The final feature of Art in the Age of Rubens and Rembrandt–the one that allows the name Rubens to be included in the general title–is the newly unveiled kunstkamer or “art-room,” also now a permanent part of the museum. The room is intended to illustrate how art might have been displayed in a private residence in 17th-century Flanders.

Here, pictures are hung one above the other on the walls, and paintings are displayed alongside such naturalia as shells and coral. It is, perhaps, a bit misleading that the wall text refers to the space as a “period room,” for though the gallery includes some fine pieces of 17th-century furniture, a beautiful painted cabinet, and a great brass chandelier, the room itself is not, like the period rooms at other major museums, an actual historical object in itself, or even a reproduction of an actual historical space.

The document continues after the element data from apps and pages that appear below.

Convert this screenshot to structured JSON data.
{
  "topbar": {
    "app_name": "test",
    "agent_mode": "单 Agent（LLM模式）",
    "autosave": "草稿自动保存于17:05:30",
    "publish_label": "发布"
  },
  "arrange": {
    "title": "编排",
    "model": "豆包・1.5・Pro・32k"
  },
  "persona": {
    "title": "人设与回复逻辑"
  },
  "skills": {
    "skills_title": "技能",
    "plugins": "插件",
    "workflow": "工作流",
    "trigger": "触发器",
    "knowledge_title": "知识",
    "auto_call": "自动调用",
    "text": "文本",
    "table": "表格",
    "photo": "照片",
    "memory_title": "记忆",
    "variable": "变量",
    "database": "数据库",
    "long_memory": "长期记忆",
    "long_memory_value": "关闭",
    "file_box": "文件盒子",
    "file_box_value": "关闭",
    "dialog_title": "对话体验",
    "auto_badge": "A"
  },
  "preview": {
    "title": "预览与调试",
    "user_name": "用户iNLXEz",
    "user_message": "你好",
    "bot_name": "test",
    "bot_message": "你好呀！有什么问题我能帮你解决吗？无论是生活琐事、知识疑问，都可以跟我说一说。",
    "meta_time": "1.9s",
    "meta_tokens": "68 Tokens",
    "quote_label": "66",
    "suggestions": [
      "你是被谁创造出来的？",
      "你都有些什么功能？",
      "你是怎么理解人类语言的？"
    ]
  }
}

It is also sad that the museum, facing concerns about the security and preservation of the small objects displayed there, has had to place those objects in modern display cases, further undermining the effect of a historical collection or living space. The sometimes equally unhappy alternative, with which the museum is also experimenting, would have been to place the objects at some distance from roped-off visitors. This practice, followed by many European collections, can make the objects difficult to interpret.

Still, it is wonderful that museum visitors are now channeled through a space that forces them to reflect on the artifices of the modern museum, which, in allowing the public to examine individualized objects under halogen lights at close range, entirely removes those objects from the settings for which they were made.

In North Carolina it may be impossible to re-create anything like the effect of seeing a Flemish painting in situ, but the NCMA’s kunstkamer is valuable as an educational tool, and its lessons carry beyond its doors. EndBlock